"That's top on the list," Prof. Gellert said, "to simply find these clay and then put it into context."
Curiosity has both a camera and a laser sensor on the lookout for anything interesting or out of the ordinary. Once the rover ambles over and takes a closer look, its arm is equipped with a drill and shovel to extract bits of whatever catches its attention. The Alpha Particle X-ray Spectrometer does a preliminary analysis: What's in here? Does it differ from other rocks in the area?
If it does, the rover packages the sample and puts it in its belly, where more instruments wait for further analysis.
"All the instruments together put a piece of the puzzle table," Prof. Gellert said. "You put it together, and scientists figure out what happened on this place 3.5 billion years ago."
The whole process can take several days, Prof. Gellert says. And it's hard work, even for a plutonium- and lithium-power robot.
"So it's a balance: How do you get the biggest scientific bang for your buck? ... You have to watch and look for the interesting spots; you cannot simply take the nearest sample and hope there's something you can see," he said. "These instruments are so complex, and so energy-hungry."

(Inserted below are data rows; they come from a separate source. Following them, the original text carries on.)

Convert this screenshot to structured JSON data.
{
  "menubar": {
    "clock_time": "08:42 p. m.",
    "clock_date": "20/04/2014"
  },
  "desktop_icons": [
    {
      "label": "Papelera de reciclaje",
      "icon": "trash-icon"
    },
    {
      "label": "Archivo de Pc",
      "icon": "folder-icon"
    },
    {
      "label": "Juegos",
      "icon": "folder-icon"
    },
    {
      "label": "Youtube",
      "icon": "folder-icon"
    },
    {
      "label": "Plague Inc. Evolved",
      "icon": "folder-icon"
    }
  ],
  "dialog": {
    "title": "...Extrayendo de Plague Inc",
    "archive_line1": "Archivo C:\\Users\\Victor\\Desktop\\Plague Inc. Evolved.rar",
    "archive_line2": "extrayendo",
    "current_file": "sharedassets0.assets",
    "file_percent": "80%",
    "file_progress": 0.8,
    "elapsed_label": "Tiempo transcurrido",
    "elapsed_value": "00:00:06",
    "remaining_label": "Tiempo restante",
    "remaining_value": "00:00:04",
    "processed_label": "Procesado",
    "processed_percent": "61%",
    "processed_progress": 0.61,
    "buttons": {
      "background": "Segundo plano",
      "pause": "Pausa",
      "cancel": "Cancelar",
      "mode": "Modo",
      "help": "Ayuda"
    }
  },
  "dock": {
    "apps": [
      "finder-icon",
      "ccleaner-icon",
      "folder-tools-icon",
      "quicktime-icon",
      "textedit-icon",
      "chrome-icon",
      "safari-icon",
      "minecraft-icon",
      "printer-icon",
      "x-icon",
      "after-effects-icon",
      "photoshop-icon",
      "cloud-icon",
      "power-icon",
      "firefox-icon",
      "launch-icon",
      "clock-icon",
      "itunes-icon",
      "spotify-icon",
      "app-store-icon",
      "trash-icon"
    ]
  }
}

For Curiosity's first few days on Mars, scientists are taking it slow as they check to ensure everything's working as it should. In the spectrometer's case, this means analyzing a rock brought from earth, to check something mundane and ensure its readings are still sound.
Eventually, the rover will head over to Mount Sharp – a 5-kilometre-high crag rising up out of the crater the rover's now in. If all goes well, the mountain will contain layers of rock detailing the planet's geological history.
For the next three months, Prof. Gellert will spend a couple weeks at a time in California, on Mars time, before returning briefly to Guelph and then back again.
It was a thrill to watch the rover land Sunday night, he said. But the fun is just beginning.
"Being a scientist on such a mission is exciting science. But it's [also] fun to do this detective work on another planet."